I felt empty and shattered in a dozen ways, but also knew firsthand the steady heartbeat of nature. The soothing power of place. Childhood memories hummed in my mind like intrepid soldiers, and I managed to recall a seamless prairie sky well above the fray.
Remembering all of this helped me tap into the past to reveal the present. It really does take a certain amount of daring to probe a harsh, bewildering reality in a quest for new insights and equanimity. As authors working on seriously challenging projects, we need support wherever we can find it. But as I penetrated the bleak silence of the moment, as chapters developed and my confidence began to return, I knew what was left to be said after everyone had gone, and I was alone as never before. Even living with my husband and comforting pets, Noah and Lola, even with kind co-workers, friends, and extended family, I was remarkably alone. Regardless of who or how many may surround us, grief is inherently personal. But my question had an answer.

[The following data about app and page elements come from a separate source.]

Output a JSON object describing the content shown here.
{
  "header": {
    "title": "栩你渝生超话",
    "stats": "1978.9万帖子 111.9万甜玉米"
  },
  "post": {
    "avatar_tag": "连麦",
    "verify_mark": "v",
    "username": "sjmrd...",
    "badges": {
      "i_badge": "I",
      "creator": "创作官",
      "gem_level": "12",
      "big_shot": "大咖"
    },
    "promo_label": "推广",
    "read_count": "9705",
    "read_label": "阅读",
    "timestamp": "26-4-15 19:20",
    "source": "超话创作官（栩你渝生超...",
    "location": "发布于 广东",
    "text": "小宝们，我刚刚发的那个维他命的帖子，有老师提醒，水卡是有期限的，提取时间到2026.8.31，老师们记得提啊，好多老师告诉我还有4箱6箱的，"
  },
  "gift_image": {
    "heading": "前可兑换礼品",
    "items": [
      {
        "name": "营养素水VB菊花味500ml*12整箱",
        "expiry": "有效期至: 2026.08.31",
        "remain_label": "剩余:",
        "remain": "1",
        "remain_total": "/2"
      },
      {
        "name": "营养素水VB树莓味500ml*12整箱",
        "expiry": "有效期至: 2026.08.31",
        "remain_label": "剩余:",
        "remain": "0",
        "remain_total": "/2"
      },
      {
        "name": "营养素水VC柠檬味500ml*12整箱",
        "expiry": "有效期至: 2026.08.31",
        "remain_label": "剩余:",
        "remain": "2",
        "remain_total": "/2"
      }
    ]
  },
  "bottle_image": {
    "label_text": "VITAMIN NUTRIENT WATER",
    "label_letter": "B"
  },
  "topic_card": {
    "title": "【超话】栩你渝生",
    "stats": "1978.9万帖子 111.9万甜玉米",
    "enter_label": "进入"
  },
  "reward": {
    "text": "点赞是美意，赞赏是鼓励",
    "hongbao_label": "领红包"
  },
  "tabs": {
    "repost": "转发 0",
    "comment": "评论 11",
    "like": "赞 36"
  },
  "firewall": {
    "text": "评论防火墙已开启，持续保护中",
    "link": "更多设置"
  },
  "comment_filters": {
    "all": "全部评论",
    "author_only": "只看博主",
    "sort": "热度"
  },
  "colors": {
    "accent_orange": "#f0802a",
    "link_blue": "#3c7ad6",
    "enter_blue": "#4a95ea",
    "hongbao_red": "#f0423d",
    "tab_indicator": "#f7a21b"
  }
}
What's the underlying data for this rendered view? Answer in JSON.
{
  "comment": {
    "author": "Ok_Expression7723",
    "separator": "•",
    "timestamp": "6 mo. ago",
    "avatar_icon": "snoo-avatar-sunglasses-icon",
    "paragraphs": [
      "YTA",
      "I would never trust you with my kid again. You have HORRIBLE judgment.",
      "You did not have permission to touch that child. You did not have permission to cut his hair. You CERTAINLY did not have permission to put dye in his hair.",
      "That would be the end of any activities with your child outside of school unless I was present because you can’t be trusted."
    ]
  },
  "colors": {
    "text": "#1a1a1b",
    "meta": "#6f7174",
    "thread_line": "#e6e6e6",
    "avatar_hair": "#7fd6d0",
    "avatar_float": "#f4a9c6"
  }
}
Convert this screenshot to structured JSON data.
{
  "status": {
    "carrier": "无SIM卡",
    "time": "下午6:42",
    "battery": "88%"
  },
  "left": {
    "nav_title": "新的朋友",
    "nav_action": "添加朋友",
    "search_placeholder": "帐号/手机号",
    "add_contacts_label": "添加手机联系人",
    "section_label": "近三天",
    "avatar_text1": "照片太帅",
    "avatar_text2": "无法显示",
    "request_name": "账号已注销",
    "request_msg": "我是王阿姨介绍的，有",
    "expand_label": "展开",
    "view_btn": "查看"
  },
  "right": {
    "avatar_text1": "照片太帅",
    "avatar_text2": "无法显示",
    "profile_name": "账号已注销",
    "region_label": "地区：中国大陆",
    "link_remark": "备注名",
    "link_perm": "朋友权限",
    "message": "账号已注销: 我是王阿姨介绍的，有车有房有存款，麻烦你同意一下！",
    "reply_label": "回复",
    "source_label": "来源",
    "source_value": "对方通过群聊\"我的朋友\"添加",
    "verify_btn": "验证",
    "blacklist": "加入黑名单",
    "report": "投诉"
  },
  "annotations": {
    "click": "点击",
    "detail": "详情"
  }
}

Life is always about the basics. Nothing more, nothing less. Certainly we manage to complicate things as we grow and evolve, yet, ultimately, we return to the beginning once more. As I worked to transcend my own suffering, my writing sustained me, but it wasn’t therapeutic as many believe. Rather, my journey was a befuddled inner climb lacking precision or dignity; it was my way of learning how to peacefully return to the basics of life to begin again. And again. This is the only magic, the only way back.
D.A. (Daisy) Hickman, an avid student of culture and society, writes to connect more deeply to the complexities of the human condition. Her 2016 memoir, The Silence of Morning: A Memoir of Time Undone, followed a first book from William Morrow about growing up “prairie-wise” (Always Returning: The Wisdom of Place, second edition, 2014). Also a poet, Hickman recently published Ancients of the Earth: Poems of Time. “Too often,” she notes, “we manage to give our lives to time, but most would agree, it’s the wrong emphasis.” For Richard Gilbert’s in-depth interview with the author, see “We Need Memoir“. Hickman studied sociology (M.S.) at Iowa State University, legal studies (B.A.) at Stephens College; her website, a sunny, creative space for kindred spirits, is at SunnyRoomStudio.com. At work on new nonfiction and poetry, Hickman lives in Brookings, a small college town in eastern South Dakota, with her husband and spirited schnauzers, Hannah and Georgia.